(Items from a dataset)
—————

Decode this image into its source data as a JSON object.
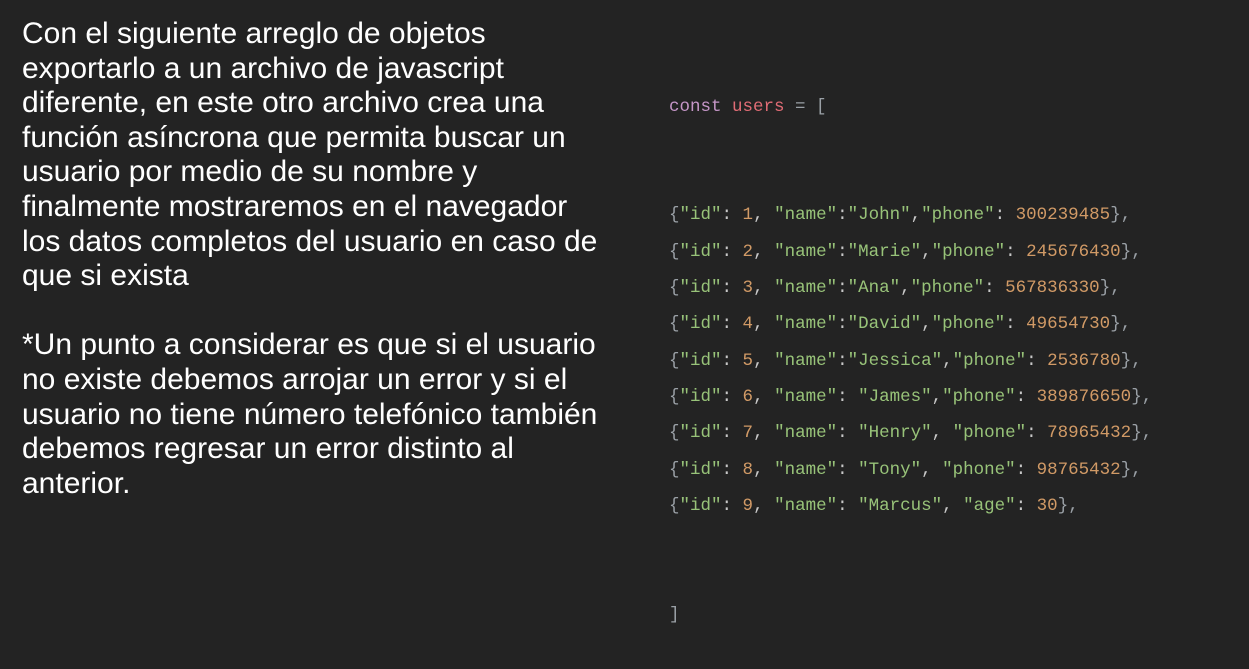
{
  "paragraph1": [
    "Con el siguiente arreglo de objetos",
    "exportarlo a un archivo de javascript",
    "diferente, en este otro archivo crea una",
    "función asíncrona que permita buscar un",
    "usuario por medio de su nombre y",
    "finalmente mostraremos en el navegador",
    "los datos completos del usuario en caso de",
    "que si exista"
  ],
  "paragraph2": [
    "*Un punto a considerar es que si el usuario",
    "no existe debemos arrojar un error y si el",
    "usuario no tiene número telefónico también",
    "debemos regresar un error distinto al",
    "anterior."
  ],
  "code": {
    "keyword": "const",
    "var_name": "users",
    "assign": " = [",
    "closing": "]",
    "rows": [
      {
        "id_key": "\"id\"",
        "id_val": "1",
        "name_key": "\"name\"",
        "name_val": "\"John\"",
        "extra_key": "\"phone\"",
        "extra_val": "300239485"
      },
      {
        "id_key": "\"id\"",
        "id_val": "2",
        "name_key": "\"name\"",
        "name_val": "\"Marie\"",
        "extra_key": "\"phone\"",
        "extra_val": "245676430"
      },
      {
        "id_key": "\"id\"",
        "id_val": "3",
        "name_key": "\"name\"",
        "name_val": "\"Ana\"",
        "extra_key": "\"phone\"",
        "extra_val": "567836330"
      },
      {
        "id_key": "\"id\"",
        "id_val": "4",
        "name_key": "\"name\"",
        "name_val": "\"David\"",
        "extra_key": "\"phone\"",
        "extra_val": "49654730"
      },
      {
        "id_key": "\"id\"",
        "id_val": "5",
        "name_key": "\"name\"",
        "name_val": "\"Jessica\"",
        "extra_key": "\"phone\"",
        "extra_val": "2536780"
      },
      {
        "id_key": "\"id\"",
        "id_val": "6",
        "name_key": "\"name\"",
        "name_val": "\"James\"",
        "extra_key": "\"phone\"",
        "extra_val": "389876650"
      },
      {
        "id_key": "\"id\"",
        "id_val": "7",
        "name_key": "\"name\"",
        "name_val": "\"Henry\"",
        "extra_key": "\"phone\"",
        "extra_val": "78965432"
      },
      {
        "id_key": "\"id\"",
        "id_val": "8",
        "name_key": "\"name\"",
        "name_val": "\"Tony\"",
        "extra_key": "\"phone\"",
        "extra_val": "98765432"
      },
      {
        "id_key": "\"id\"",
        "id_val": "9",
        "name_key": "\"name\"",
        "name_val": "\"Marcus\"",
        "extra_key": "\"age\"",
        "extra_val": "30"
      }
    ]
  },
  "colors": {
    "background": "#232323",
    "text": "#ffffff",
    "keyword": "#c596c7",
    "variable": "#e06c75",
    "string": "#98c379",
    "number": "#d19a66"
  }
}
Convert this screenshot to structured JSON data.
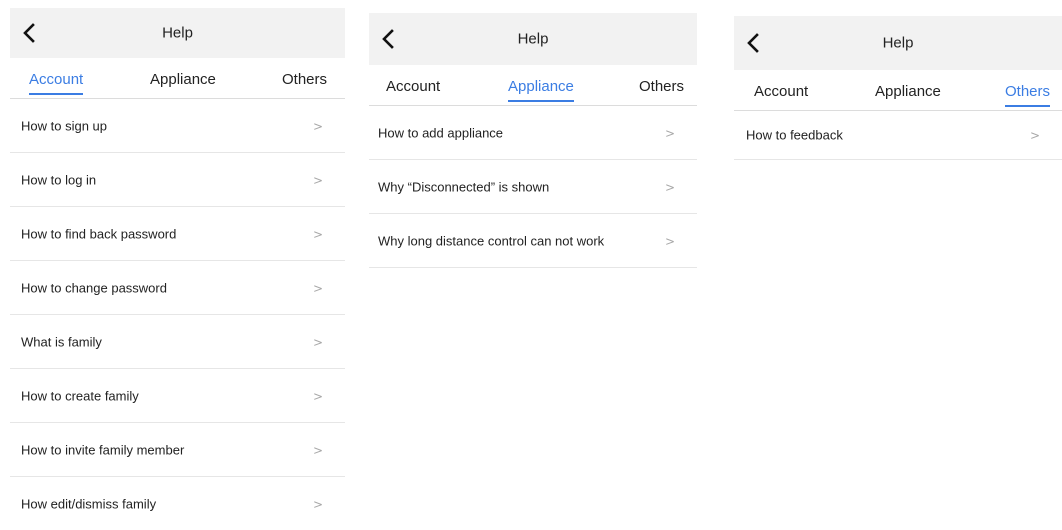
{
  "screens": [
    {
      "header": {
        "title": "Help"
      },
      "tabs": [
        {
          "label": "Account",
          "active": true
        },
        {
          "label": "Appliance",
          "active": false
        },
        {
          "label": "Others",
          "active": false
        }
      ],
      "items": [
        {
          "label": "How to sign up",
          "chevron": ">"
        },
        {
          "label": "How to log in",
          "chevron": ">"
        },
        {
          "label": "How to find back password",
          "chevron": ">"
        },
        {
          "label": "How to change password",
          "chevron": ">"
        },
        {
          "label": "What is family",
          "chevron": ">"
        },
        {
          "label": "How to create family",
          "chevron": ">"
        },
        {
          "label": "How to invite family member",
          "chevron": ">"
        },
        {
          "label": "How edit/dismiss family",
          "chevron": ">"
        }
      ]
    },
    {
      "header": {
        "title": "Help"
      },
      "tabs": [
        {
          "label": "Account",
          "active": false
        },
        {
          "label": "Appliance",
          "active": true
        },
        {
          "label": "Others",
          "active": false
        }
      ],
      "items": [
        {
          "label": "How to add appliance",
          "chevron": ">"
        },
        {
          "label": "Why “Disconnected” is shown",
          "chevron": ">"
        },
        {
          "label": "Why long distance control can not work",
          "chevron": ">"
        }
      ]
    },
    {
      "header": {
        "title": "Help"
      },
      "tabs": [
        {
          "label": "Account",
          "active": false
        },
        {
          "label": "Appliance",
          "active": false
        },
        {
          "label": "Others",
          "active": true
        }
      ],
      "items": [
        {
          "label": "How to feedback",
          "chevron": ">"
        }
      ]
    }
  ],
  "icons": {
    "back": "back-arrow-icon",
    "chevron": "chevron-right-icon"
  },
  "colors": {
    "accent": "#3b7de3",
    "header_bg": "#f2f2f2",
    "divider": "#e6e6e6",
    "chevron": "#a8a8a8"
  }
}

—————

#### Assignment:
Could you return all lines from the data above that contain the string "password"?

#### Exercise response:
          "label": "How to find back password",
          "label": "How to change password",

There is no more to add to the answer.